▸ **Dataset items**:
-*-

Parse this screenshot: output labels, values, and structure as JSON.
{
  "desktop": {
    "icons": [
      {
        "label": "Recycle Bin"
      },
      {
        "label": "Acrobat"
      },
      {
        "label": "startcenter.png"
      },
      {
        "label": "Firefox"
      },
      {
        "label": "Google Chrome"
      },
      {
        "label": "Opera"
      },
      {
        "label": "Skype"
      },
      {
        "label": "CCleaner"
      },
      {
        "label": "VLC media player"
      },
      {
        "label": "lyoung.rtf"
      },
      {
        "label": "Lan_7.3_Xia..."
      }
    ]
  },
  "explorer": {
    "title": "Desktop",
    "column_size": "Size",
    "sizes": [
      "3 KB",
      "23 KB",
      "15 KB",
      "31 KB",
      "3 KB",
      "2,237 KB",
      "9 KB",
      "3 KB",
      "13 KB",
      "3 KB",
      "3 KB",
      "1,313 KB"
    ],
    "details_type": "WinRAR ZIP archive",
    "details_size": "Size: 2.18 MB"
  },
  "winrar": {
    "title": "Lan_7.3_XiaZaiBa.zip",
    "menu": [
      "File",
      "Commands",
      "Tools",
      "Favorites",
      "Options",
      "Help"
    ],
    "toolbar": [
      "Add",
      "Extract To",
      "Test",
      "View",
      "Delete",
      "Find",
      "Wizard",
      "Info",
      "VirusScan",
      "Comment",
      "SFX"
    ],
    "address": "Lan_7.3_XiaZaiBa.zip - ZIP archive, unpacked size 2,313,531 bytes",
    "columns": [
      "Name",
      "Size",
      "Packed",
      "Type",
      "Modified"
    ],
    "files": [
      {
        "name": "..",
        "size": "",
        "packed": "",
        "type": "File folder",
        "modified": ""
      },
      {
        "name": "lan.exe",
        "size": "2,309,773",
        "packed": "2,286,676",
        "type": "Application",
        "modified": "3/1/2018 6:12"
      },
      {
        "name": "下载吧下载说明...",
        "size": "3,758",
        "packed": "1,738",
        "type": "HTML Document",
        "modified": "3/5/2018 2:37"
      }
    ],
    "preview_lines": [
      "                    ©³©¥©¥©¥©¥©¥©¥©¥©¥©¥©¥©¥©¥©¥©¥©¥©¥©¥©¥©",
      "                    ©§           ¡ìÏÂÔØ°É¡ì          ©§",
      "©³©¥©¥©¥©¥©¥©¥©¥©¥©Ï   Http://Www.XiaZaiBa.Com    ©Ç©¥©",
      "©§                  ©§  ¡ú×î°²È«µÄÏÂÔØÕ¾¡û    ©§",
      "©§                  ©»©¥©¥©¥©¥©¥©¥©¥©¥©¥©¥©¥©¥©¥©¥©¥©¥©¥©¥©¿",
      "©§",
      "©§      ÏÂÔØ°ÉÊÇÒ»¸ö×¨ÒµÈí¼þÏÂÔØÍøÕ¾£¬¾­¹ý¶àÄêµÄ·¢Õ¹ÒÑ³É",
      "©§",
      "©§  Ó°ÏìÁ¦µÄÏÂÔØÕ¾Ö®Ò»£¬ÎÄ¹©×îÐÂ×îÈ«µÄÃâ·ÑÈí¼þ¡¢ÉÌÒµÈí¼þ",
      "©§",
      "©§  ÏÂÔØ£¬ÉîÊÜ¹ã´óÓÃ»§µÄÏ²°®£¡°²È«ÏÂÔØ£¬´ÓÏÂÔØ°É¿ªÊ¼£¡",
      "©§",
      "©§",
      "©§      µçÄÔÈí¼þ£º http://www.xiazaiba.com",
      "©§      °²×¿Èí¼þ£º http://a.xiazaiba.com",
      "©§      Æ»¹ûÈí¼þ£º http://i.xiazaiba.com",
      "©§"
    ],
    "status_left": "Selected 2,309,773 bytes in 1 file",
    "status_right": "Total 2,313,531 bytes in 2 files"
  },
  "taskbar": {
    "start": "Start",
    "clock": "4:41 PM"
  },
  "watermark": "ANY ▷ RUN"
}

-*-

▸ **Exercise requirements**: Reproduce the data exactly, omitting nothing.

▸ **Solution for this exercise**:
Parse this screenshot: output labels, values, and structure as JSON.
{
  "desktop": {
    "icons": [
      {
        "label": "Recycle Bin"
      },
      {
        "label": "Acrobat"
      },
      {
        "label": "startcenter.png"
      },
      {
        "label": "Firefox"
      },
      {
        "label": "Google Chrome"
      },
      {
        "label": "Opera"
      },
      {
        "label": "Skype"
      },
      {
        "label": "CCleaner"
      },
      {
        "label": "VLC media player"
      },
      {
        "label": "lyoung.rtf"
      },
      {
        "label": "Lan_7.3_Xia..."
      }
    ]
  },
  "explorer": {
    "title": "Desktop",
    "column_size": "Size",
    "sizes": [
      "3 KB",
      "23 KB",
      "15 KB",
      "31 KB",
      "3 KB",
      "2,237 KB",
      "9 KB",
      "3 KB",
      "13 KB",
      "3 KB",
      "3 KB",
      "1,313 KB"
    ],
    "details_type": "WinRAR ZIP archive",
    "details_size": "Size: 2.18 MB"
  },
  "winrar": {
    "title": "Lan_7.3_XiaZaiBa.zip",
    "menu": [
      "File",
      "Commands",
      "Tools",
      "Favorites",
      "Options",
      "Help"
    ],
    "toolbar": [
      "Add",
      "Extract To",
      "Test",
      "View",
      "Delete",
      "Find",
      "Wizard",
      "Info",
      "VirusScan",
      "Comment",
      "SFX"
    ],
    "address": "Lan_7.3_XiaZaiBa.zip - ZIP archive, unpacked size 2,313,531 bytes",
    "columns": [
      "Name",
      "Size",
      "Packed",
      "Type",
      "Modified"
    ],
    "files": [
      {
        "name": "..",
        "size": "",
        "packed": "",
        "type": "File folder",
        "modified": ""
      },
      {
        "name": "lan.exe",
        "size": "2,309,773",
        "packed": "2,286,676",
        "type": "Application",
        "modified": "3/1/2018 6:12"
      },
      {
        "name": "下载吧下载说明...",
        "size": "3,758",
        "packed": "1,738",
        "type": "HTML Document",
        "modified": "3/5/2018 2:37"
      }
    ],
    "preview_lines": [
      "                    ©³©¥©¥©¥©¥©¥©¥©¥©¥©¥©¥©¥©¥©¥©¥©¥©¥©¥©¥©",
      "                    ©§           ¡ìÏÂÔØ°É¡ì          ©§",
      "©³©¥©¥©¥©¥©¥©¥©¥©¥©Ï   Http://Www.XiaZaiBa.Com    ©Ç©¥©",
      "©§                  ©§  ¡ú×î°²È«µÄÏÂÔØÕ¾¡û    ©§",
      "©§                  ©»©¥©¥©¥©¥©¥©¥©¥©¥©¥©¥©¥©¥©¥©¥©¥©¥©¥©¥©¿",
      "©§",
      "©§      ÏÂÔØ°ÉÊÇÒ»¸ö×¨ÒµÈí¼þÏÂÔØÍøÕ¾£¬¾­¹ý¶àÄêµÄ·¢Õ¹ÒÑ³É",
      "©§",
      "©§  Ó°ÏìÁ¦µÄÏÂÔØÕ¾Ö®Ò»£¬ÎÄ¹©×îÐÂ×îÈ«µÄÃâ·ÑÈí¼þ¡¢ÉÌÒµÈí¼þ",
      "©§",
      "©§  ÏÂÔØ£¬ÉîÊÜ¹ã´óÓÃ»§µÄÏ²°®£¡°²È«ÏÂÔØ£¬´ÓÏÂÔØ°É¿ªÊ¼£¡",
      "©§",
      "©§",
      "©§      µçÄÔÈí¼þ£º http://www.xiazaiba.com",
      "©§      °²×¿Èí¼þ£º http://a.xiazaiba.com",
      "©§      Æ»¹ûÈí¼þ£º http://i.xiazaiba.com",
      "©§"
    ],
    "status_left": "Selected 2,309,773 bytes in 1 file",
    "status_right": "Total 2,313,531 bytes in 2 files"
  },
  "taskbar": {
    "start": "Start",
    "clock": "4:41 PM"
  },
  "watermark": "ANY ▷ RUN"
}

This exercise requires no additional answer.